**Work instruction:** Copy every line of the entries that has the string "https" in it.

**Data shown:**
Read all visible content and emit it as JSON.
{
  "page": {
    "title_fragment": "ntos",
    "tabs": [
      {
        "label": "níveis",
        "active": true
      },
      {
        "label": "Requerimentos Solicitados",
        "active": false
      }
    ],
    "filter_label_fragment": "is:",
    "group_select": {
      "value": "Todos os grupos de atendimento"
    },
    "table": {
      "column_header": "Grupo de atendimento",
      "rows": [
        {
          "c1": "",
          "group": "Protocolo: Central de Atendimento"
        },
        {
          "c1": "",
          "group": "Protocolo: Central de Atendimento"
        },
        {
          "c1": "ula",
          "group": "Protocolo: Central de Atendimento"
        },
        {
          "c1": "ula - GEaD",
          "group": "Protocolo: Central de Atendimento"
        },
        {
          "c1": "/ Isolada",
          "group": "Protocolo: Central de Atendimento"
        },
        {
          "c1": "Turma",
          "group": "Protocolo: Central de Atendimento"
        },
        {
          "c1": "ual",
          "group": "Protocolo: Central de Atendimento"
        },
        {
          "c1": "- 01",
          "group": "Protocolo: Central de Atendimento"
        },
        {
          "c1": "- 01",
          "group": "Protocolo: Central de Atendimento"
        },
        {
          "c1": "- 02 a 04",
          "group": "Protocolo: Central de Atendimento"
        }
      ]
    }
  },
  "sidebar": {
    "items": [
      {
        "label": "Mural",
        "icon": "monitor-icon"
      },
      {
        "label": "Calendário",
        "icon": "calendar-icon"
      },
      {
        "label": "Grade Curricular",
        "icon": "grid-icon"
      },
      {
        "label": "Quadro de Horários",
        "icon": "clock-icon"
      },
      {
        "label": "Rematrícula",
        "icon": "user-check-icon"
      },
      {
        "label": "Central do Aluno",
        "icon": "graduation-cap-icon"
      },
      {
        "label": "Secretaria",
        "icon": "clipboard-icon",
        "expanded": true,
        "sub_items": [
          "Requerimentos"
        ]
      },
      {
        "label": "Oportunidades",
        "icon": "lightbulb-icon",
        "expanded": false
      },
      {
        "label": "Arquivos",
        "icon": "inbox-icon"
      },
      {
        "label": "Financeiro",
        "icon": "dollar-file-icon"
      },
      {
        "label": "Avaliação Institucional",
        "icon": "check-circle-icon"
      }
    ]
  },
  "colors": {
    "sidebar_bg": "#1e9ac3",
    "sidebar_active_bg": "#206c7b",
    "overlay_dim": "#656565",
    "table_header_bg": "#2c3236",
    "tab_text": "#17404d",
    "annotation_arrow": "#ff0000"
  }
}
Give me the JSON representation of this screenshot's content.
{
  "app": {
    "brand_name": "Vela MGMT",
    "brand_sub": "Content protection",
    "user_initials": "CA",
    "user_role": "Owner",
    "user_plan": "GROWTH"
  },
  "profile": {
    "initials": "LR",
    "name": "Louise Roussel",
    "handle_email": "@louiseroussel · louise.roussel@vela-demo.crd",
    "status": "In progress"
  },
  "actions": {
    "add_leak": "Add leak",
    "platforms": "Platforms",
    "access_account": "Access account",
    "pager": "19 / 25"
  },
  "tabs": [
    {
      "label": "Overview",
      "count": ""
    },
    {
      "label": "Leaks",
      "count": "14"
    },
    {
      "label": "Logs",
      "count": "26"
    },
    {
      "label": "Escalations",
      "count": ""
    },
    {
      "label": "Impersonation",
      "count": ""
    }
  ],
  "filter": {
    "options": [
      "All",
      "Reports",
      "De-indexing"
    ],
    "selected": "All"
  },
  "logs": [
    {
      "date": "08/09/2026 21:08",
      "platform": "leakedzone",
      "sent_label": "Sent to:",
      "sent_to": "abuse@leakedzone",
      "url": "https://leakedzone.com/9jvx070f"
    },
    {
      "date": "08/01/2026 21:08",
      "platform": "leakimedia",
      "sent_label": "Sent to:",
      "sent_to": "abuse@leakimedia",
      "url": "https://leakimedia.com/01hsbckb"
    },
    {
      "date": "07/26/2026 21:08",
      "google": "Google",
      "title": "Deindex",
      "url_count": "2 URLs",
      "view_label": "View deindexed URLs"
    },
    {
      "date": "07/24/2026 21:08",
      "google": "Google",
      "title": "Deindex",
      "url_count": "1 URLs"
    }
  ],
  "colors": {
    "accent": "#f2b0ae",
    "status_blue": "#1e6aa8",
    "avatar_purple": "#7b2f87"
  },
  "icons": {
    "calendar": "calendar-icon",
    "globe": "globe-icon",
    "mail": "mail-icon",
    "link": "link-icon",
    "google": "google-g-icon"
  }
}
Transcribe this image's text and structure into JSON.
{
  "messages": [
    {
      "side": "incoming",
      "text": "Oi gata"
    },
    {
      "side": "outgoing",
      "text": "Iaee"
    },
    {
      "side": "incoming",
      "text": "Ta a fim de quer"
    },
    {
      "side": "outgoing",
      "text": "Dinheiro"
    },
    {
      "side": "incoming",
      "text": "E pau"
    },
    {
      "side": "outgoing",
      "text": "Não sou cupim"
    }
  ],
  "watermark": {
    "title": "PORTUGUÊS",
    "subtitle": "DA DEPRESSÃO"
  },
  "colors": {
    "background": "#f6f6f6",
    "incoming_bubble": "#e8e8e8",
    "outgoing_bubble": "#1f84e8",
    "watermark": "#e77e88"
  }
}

**Output for this task:**
      "url": "https://leakedzone.com/9jvx070f"
      "url": "https://leakimedia.com/01hsbckb"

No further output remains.